I would be interested to hear your opinion. Please leave your comments.





Princess Deena Aljuhani Abdulaziz confirms she was sacked from Vogue Arabia

One moment she was being feted as the new fashion star of the Persian Gulf, as she celebrated the launch of Vogue Arabia in the Museum of Islamic Art in Qatar with Naomi Campbell and Lauryn Hill. The next, Princess Deena Aljuhani Abdulaziz had left her position as founding editor-in-chief of Vogue Arabia – after a mere two issues.

Read: Princess Deena Aljuhani Abdulaziz confirms she was sacked from Vogue Arabia – News : Media (#816689)

Happy Christmas

Happy Christmas! Wishing you a lovely Christmas and  a fabulous New Year!! 2017 for me is going to be all about focus and building a structure to create space for all the things I wish to do and acheive. Whats your intention for 2017?  Stay tuned 😉


Dior to appoint Valentino’s Maria Grazia Chiuri as creative head

Christian Dior is set to announce after its couture show in early July that Maria GraziaChiuri is joining the French fashion house from Italy’s Valentino, two people familiar with the matter said.

Valentino’s Creative Directors Maria Grazia Chiuri and Pierpaolo Piccioli’ – Valentino

Chiuri will be taking on one of the most important jobs at Dior. She will also be the first woman creative director in the company’s 70-year history, following in the footsteps of celebrity designers including Yves Saint Laurent, Gianfranco Ferre and John Galliano.

“I understand that it will be announced after the (July) couture show,” one of the sources said.

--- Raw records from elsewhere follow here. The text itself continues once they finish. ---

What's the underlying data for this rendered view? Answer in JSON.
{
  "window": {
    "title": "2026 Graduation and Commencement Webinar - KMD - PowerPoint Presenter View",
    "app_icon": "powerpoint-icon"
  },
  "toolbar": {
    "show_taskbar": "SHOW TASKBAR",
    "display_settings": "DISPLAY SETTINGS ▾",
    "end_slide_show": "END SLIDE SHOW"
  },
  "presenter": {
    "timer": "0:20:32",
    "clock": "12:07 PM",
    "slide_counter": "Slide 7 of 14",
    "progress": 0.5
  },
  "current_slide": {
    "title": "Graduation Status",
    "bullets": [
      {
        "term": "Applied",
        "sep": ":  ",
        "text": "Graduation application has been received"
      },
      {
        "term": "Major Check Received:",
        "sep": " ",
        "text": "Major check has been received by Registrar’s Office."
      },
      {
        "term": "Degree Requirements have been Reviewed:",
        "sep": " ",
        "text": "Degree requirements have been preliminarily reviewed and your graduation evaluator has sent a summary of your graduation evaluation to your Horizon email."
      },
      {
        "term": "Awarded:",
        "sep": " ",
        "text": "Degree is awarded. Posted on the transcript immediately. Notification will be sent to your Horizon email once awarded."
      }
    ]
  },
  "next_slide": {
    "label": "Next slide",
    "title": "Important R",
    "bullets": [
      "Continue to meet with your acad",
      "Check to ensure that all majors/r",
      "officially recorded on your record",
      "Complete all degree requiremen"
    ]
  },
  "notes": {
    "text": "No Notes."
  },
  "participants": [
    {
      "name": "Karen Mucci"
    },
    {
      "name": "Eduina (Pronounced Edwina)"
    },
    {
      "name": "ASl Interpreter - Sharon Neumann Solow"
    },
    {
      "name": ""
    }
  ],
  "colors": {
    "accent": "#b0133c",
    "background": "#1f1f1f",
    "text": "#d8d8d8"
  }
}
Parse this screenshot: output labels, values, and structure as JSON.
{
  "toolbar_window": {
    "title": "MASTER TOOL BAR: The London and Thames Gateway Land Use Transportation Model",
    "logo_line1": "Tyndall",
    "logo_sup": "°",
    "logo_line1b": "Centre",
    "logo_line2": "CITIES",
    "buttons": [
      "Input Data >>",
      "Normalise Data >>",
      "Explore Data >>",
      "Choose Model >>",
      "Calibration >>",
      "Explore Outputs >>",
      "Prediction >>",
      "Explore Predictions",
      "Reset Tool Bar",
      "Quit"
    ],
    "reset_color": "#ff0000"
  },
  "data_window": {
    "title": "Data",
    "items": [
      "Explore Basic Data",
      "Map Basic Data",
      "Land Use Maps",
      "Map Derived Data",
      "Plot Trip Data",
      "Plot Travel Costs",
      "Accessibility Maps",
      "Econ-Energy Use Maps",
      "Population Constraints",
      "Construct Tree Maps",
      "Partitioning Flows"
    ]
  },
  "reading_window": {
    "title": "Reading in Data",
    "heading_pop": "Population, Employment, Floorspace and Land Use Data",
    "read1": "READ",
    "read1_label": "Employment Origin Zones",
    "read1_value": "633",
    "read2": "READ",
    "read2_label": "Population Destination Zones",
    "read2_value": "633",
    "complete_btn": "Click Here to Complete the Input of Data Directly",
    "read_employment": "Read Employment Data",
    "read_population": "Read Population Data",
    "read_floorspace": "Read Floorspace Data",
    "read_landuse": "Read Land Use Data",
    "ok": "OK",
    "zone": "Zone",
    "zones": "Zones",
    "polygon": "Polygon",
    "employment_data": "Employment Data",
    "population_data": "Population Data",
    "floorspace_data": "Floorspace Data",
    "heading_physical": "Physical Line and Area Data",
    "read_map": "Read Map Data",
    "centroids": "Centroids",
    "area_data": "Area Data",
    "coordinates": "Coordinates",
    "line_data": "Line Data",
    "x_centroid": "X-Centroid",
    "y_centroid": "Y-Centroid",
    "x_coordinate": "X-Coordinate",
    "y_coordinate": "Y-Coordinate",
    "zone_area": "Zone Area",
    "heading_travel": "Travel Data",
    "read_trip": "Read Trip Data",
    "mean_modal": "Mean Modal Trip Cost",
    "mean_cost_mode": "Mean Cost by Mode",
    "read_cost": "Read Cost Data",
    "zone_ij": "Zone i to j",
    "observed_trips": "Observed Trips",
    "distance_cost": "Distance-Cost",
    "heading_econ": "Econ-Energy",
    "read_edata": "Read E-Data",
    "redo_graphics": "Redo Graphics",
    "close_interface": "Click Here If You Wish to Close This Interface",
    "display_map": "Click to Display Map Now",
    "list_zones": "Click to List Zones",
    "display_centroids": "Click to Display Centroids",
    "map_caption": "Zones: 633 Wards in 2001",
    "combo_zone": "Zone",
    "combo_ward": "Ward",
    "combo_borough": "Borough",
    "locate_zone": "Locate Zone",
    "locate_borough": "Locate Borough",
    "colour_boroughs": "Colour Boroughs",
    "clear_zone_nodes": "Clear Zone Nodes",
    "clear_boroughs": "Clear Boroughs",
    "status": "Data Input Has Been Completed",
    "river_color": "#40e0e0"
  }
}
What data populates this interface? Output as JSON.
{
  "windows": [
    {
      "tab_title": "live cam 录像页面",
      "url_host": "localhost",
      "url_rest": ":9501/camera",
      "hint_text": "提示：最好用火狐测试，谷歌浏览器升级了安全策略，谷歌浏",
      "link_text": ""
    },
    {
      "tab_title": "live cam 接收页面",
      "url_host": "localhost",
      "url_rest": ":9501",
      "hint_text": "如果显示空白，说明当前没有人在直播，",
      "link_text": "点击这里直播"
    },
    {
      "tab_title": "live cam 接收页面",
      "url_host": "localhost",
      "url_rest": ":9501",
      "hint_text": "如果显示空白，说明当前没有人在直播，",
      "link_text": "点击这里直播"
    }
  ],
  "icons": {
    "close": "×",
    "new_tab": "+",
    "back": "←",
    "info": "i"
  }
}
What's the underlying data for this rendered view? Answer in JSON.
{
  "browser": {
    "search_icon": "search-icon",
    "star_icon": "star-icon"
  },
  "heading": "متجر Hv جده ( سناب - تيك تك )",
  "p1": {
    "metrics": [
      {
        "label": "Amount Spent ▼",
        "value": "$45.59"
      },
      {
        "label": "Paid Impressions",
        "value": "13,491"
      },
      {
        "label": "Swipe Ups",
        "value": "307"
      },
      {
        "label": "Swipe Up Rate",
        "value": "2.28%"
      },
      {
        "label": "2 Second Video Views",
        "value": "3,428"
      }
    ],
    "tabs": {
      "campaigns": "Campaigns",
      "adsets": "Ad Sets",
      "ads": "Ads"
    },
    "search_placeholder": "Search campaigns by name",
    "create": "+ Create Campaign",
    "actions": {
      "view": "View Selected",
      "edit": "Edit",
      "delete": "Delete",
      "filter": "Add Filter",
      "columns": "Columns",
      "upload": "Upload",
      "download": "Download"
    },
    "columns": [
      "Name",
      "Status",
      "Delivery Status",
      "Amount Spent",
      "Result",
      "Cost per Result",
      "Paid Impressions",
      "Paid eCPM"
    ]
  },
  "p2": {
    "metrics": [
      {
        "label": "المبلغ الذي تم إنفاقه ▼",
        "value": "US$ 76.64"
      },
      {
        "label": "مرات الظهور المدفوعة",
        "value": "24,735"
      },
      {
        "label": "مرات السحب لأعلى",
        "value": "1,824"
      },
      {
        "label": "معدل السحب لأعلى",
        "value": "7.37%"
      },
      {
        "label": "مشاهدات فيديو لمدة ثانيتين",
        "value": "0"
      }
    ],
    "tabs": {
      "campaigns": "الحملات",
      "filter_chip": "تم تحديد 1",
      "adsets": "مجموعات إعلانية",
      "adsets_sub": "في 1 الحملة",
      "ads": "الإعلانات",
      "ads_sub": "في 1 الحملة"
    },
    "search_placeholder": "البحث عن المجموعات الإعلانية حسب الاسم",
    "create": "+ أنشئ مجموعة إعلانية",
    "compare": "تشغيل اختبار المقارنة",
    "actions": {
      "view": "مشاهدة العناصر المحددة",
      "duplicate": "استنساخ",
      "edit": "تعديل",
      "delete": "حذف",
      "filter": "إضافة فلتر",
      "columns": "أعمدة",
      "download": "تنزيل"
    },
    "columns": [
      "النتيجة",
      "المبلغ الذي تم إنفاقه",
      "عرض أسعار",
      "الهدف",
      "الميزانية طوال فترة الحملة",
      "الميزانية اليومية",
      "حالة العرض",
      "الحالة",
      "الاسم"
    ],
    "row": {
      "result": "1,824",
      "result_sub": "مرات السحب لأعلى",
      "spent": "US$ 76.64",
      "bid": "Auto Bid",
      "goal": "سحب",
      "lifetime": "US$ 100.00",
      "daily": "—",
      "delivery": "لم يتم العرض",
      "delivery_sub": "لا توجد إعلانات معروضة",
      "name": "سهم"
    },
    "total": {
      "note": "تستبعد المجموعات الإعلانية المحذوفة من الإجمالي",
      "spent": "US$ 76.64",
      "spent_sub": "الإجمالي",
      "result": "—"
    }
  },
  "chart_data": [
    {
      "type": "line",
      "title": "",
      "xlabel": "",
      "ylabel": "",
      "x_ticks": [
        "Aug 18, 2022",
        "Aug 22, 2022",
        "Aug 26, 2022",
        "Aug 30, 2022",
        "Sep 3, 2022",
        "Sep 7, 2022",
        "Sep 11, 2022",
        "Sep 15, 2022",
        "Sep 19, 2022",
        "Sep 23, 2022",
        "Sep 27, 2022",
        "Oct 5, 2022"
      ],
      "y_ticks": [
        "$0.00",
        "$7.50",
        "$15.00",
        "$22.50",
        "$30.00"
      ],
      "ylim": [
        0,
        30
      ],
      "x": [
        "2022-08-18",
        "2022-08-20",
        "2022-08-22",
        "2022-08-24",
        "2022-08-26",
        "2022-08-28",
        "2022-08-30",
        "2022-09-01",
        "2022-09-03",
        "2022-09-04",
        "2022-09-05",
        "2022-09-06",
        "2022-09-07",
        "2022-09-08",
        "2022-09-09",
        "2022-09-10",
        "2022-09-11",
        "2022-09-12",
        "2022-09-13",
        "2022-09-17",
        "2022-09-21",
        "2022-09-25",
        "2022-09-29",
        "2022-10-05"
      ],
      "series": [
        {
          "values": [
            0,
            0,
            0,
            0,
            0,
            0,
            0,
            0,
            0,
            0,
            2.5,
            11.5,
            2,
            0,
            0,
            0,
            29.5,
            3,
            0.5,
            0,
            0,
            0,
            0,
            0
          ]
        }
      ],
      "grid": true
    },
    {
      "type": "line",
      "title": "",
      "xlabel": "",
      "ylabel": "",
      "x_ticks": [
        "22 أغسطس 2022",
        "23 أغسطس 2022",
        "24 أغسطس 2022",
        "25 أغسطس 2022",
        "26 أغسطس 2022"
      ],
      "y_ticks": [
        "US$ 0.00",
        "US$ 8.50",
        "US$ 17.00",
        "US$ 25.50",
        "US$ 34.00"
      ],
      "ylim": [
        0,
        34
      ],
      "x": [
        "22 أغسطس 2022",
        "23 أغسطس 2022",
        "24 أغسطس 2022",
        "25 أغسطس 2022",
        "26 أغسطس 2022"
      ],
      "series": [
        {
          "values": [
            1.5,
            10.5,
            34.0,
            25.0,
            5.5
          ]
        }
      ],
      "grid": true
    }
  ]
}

Dior was not immediately available for comment.

Chiuri will join Dior at a difficult time. The brand’s fashion sales growth has dropped in the past year and a half, going from double-digit to flat sales growth in the first quarter of this year.

Dior has attributed its poor results to the luxury market slowdown but some fashion industry experts have suggested it might be facing some desirability issues.

Dior is the parent company of LVMH, the luxury industry’s biggest luxury group. It generates around 5 billion euros in annual sales, of which more than three fifths come from perfume and cosmetics. It has been struggling to find a replacement for Belgian designer Raf Simons who left unexpectedly in October.

Chiuri has worked wonders at Valentino together with her design partner Pierpaolo Piccioli, acting as the brand’s joint-creative director since Valentino Garavani, who hired them himself, announced his retirement in 2007.

The pair won several prizes and helped to turn Valentino into one of the luxury industry’s most profitable luxury brands and one of the strongest in terms of sales growth.

Under their creative leadership, Valentino has become known for its light, graceful and highly romantic designs, applauded by fashion editors. Dior, which has been producing relatively modern styles, would benefit from a return to more romantic, fairytale-like aesthetics, some fashion critics have said, when asked about Chiuri on an unattributable basis.

Mayhoola, the Qatari investment company that owns Valentino, this week acquired the French fashion label Balmain, another fast-growing brand, for around 460 million euros ($524 million), three sources told Reuters on Tuesday.